Liberia – a model for US development aid
Some in Congress want to cut US development aid. They should consider Liberia and its remarkable progress since a brutal civil war. This week's election shows the country is a work in progress, but American aid has helped improve Liberian health, literacy, law, and the army.
As Liberians trickled to the polls in a presidential run-off election yesterday, this war-ravaged nation’s remarkable transformation is best summed up by the contrast between its two most recent presidents:
Former President Charles Taylor faces 11 counts of war crimes and crimes against humanity while his successor, Ellen Johnson Sirleaf, will accept a Nobel Peace Prize this year.
President Sirleaf, Africa’s first female head of state, emerged from yesterday’s election having secured a second term. Hopefully, she will be able to count on continued American assistance – unless Congress cuts development aid, as some members threaten.
True, Liberia’s latest marker of democratic progress also highlights the country’s continued fragility. Politicking, baseless allegations of electoral fraud, and one tragic death in pre-election turmoil sparked a needless voter boycott and carried headlines.
But without US support, Liberia – founded by freed American slaves – would never have gotten as far as it has.
Even more relevant is that Liberia offers an example of how well-designed US development aid can build strong partnerships and enhance America’s long-term security. This, at minimal cost and without putting US troops in danger.
Contrary to the mantra that development dollars are misspent, Liberia’s promising example demonstrates the impact of aid done well.
Less than a decade ago, Liberia was in the throes of a quarter century of societal collapse.
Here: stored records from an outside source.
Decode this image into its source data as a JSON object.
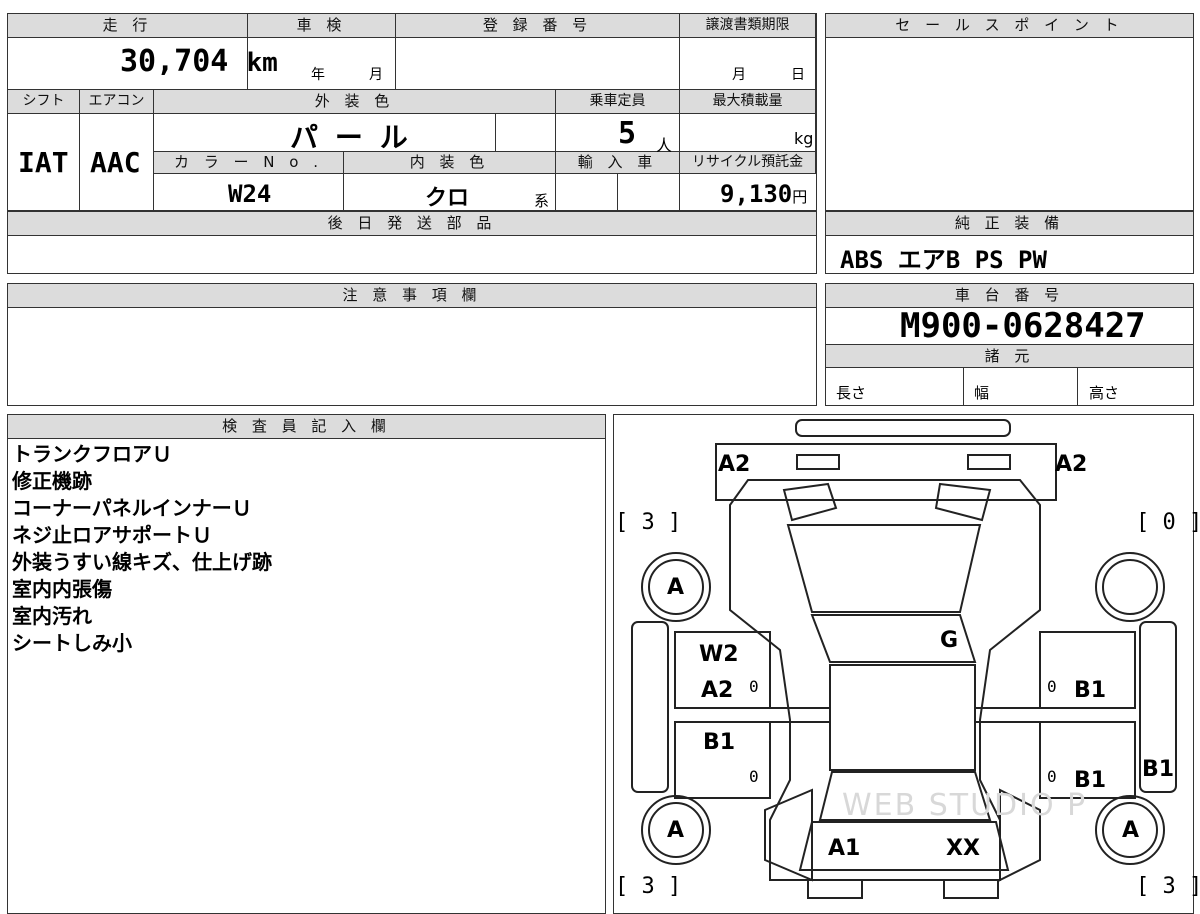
{
  "top": {
    "mileage_label": "走 行",
    "mileage_value": "30,704",
    "mileage_unit": "km",
    "inspection_label": "車 検",
    "inspection_year": "年",
    "inspection_month": "月",
    "reg_label": "登 録 番 号",
    "transfer_label": "譲渡書類期限",
    "transfer_month": "月",
    "transfer_day": "日",
    "sales_label": "セ ー ル ス ポ イ ン ト"
  },
  "specs": {
    "shift_label": "シフト",
    "aircon_label": "エアコン",
    "exterior_label": "外 装 色",
    "capacity_label": "乗車定員",
    "maxload_label": "最大積載量",
    "shift_value": "IAT",
    "aircon_value": "AAC",
    "exterior_value": "パ ー ル",
    "capacity_value": "5",
    "capacity_unit": "人",
    "maxload_unit": "kg",
    "colorno_label": "カ ラ ー N o .",
    "interior_label": "内 装 色",
    "import_label": "輸 入 車",
    "recycle_label": "リサイクル預託金",
    "colorno_value": "W24",
    "interior_value": "クロ",
    "interior_suffix": "系",
    "recycle_value": "9,130",
    "recycle_unit": "円"
  },
  "later_parts": {
    "label": "後 日 発 送 部 品",
    "value": ""
  },
  "equipment": {
    "label": "純 正 装 備",
    "value": "ABS エアB PS PW"
  },
  "notes": {
    "label": "注 意 事 項 欄"
  },
  "chassis": {
    "label": "車 台 番 号",
    "value": "M900-0628427",
    "spec_label": "諸 元",
    "length": "長さ",
    "width": "幅",
    "height": "高さ"
  },
  "inspector": {
    "label": "検 査 員 記 入 欄",
    "lines": [
      "トランクフロアＵ",
      "修正機跡",
      "コーナーパネルインナーＵ",
      "ネジ止ロアサポートＵ",
      "外装うすい線キズ、仕上げ跡",
      "室内内張傷",
      "室内汚れ",
      "シートしみ小"
    ]
  },
  "car_map": {
    "rear_left": "A2",
    "rear_right": "A2",
    "bracket_tl": "[ 3 ]",
    "bracket_tr": "[ 0 ]",
    "bracket_bl": "[ 3 ]",
    "bracket_br": "[ 3 ]",
    "tire_rl": "A",
    "tire_fl": "A",
    "tire_fr": "A",
    "roof": "G",
    "left_rear_door_1": "W2",
    "left_rear_door_2": "A2",
    "left_front_door": "B1",
    "right_rear_door": "B1",
    "right_front_door": "B1",
    "right_fender": "B1",
    "zero_1": "0",
    "zero_2": "0",
    "zero_3": "0",
    "zero_4": "0",
    "front_left": "A1",
    "front_right": "XX",
    "watermark": "WEB STUDIO P"
  }
}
It was seen as a hopeless failed state that presented policy challenges similar to those the US now faces in Somalia, Yemen, and parts of Democratic Republic of Congo, Afghanistan, and Pakistan.